of northern or northeastern
Europe (Map 2).

Germany, are already taking


initiatives.

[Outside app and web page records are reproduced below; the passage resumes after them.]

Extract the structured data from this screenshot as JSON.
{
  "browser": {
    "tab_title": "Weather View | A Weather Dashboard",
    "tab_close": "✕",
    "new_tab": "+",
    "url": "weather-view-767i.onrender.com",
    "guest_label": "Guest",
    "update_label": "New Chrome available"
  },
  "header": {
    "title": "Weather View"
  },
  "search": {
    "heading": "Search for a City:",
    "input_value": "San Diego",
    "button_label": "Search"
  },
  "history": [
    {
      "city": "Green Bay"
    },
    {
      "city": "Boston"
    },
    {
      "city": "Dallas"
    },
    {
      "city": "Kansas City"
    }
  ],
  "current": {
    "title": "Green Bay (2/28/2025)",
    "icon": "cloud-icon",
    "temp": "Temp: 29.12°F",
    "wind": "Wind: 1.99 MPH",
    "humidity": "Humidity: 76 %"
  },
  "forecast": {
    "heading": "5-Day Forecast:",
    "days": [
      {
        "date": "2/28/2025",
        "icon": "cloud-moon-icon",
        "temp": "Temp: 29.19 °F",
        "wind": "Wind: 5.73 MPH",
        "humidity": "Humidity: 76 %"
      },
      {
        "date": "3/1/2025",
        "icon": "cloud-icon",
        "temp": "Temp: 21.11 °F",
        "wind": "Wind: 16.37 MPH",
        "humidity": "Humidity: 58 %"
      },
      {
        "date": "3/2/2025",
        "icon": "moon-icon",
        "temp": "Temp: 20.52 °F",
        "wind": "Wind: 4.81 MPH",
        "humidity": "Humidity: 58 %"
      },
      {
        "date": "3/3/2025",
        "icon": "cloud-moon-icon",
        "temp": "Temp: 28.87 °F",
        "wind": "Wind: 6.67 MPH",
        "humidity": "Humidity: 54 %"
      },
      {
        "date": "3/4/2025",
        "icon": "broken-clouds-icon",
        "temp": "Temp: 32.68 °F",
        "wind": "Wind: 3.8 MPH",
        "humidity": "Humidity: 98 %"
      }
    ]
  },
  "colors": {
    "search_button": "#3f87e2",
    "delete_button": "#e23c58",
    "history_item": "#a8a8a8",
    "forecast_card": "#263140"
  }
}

Recognising the
often transboundary nature of
oods and ood prevention,
the European Commission
has recently proposed a
concerted action on ood
risk management focusing
on the development and
implementation of coordinated
ood risk management plans
and ood risk maps.

Policy responses
It seems reasonable to
expect that the frequency and
intensity of extreme ooding
events will increase in many
parts of Europe in the future,
especially in parts of central,
northern and northeastern
Europe, unless countries take
serious steps to prevent oods
and to reduce their impacts.
Some countries, such as
Map 2

The European Environment


Agency is currently analysing
the various ways in which EU
Member States are developing
their ood risk maps.

Projected change in annual average river discharges for


European river basins in the 2070s compared to 2000

2070s
(Had CM 3)

2070s
(ECHAM 4)

Decreases

50 %

Small changes

25 %

10 %

+ 10 %

Increases

+ 25 %

+ 50 %

Note: Two different climate models are used.


Source: Lehner et al., 2001.

European Environment Agency


Kongens Nytorv 6
1050 Copenhagen K
Denmark
Tel.: +45 33 36 71 00
Fax: +45 33 36 71 99
Web: www.eea.eu.int
Enquiries: www.eea.eu.int/enquiries

References
This brieng builds on material
from two EEA reports, in which
references to the many original
sources, also for the gures and
maps, can be found:
Mapping the impacts of
recent natural disasters and
technological accidents in
Europe, Environmental issue
report No 35, EEA, Copenhagen
Impacts of Europes changing
climate, EEA Report No 2/2004,
EEA, Copenhagen
COM(2004)472 nal:
Communication from the
Commission to the Council,
the European Parliament,
the European Economic and
Social Committee and the
Committee of the Regions:
Flood risk management ood
prevention, protection and
mitigation.